Since we’ve been on the topic of peer-to-peer lending this week, I wanted to talk a bit about Pertuity Direct and find out if you guys have had any experience with them. While Pertuity Direct specializes in social lending much like Lending Club does, they use a somewhat different model…
The Pertuity Direct approach
Instead of investing directly in notes corresponding to individual loans, lenders invest in borrowers through the so-called “National Retail Fund.” This is essentially a privately-offered, closed-end mutual fund that invests in the loans of Pertuity Direct issues to their borrowers.
While this sounds like a somewhat roundabout way to do things, there are some distinct advantages. Most notably, you don’t have to select loans in which to invest, meaning that the process is considerably more efficient for investors. This also results in a high level of diversification as your money is automatically spread across a large number of loans.
The downside of this approach is that, as an investor, you don’t have any control over your interest rate or risk level. You’re simply buying into the full pool of loans that Pertuity Direct has approved.
The only stated borrower requirement is a minimum FICO score of 660, though I would imagine that they’re also on the lookout for recent delinquencies, etc. The average credit score of their borrowers is 744, and 75% of approved loans go to people with a 700+ credit score.
If you’re not sure where you stand, you can take a free peek at your credit score courtesy of FreeCreditReport.com or MyFICO.
According to the prospectus, the minimum investment is $250, meaning that there is a relatively low barrier to entry. Something to keep in mind, however, is that there is no secondary market for fund shares. This means that your investment will relatively illiquid, though they do offer periodic buybacks.
Something that I’ve had a hard time getting my head around is the expected return. Of course, this depends on a variety of factors, some of which (such as the expected default rate) are difficult to pin down. What I can say is that borrowers were recently paying an average of 13.5% on their loans, so there seems to be a lot of potential there.
Anything to add?
If you’ve had any experience with Pertuity Direct, please let us know your thoughts.
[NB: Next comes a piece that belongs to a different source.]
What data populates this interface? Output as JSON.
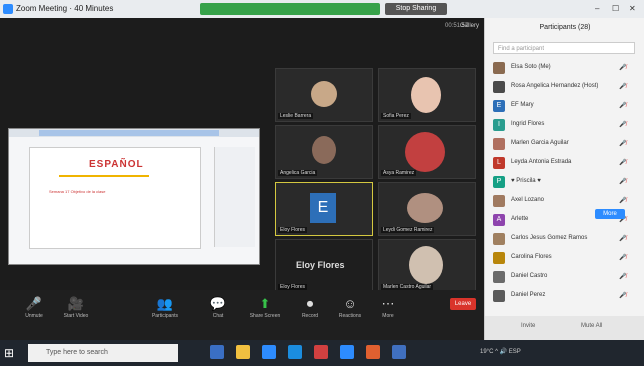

For the time being, I think I’ll be sticking with Lending Club, though I’m always open to trying new things.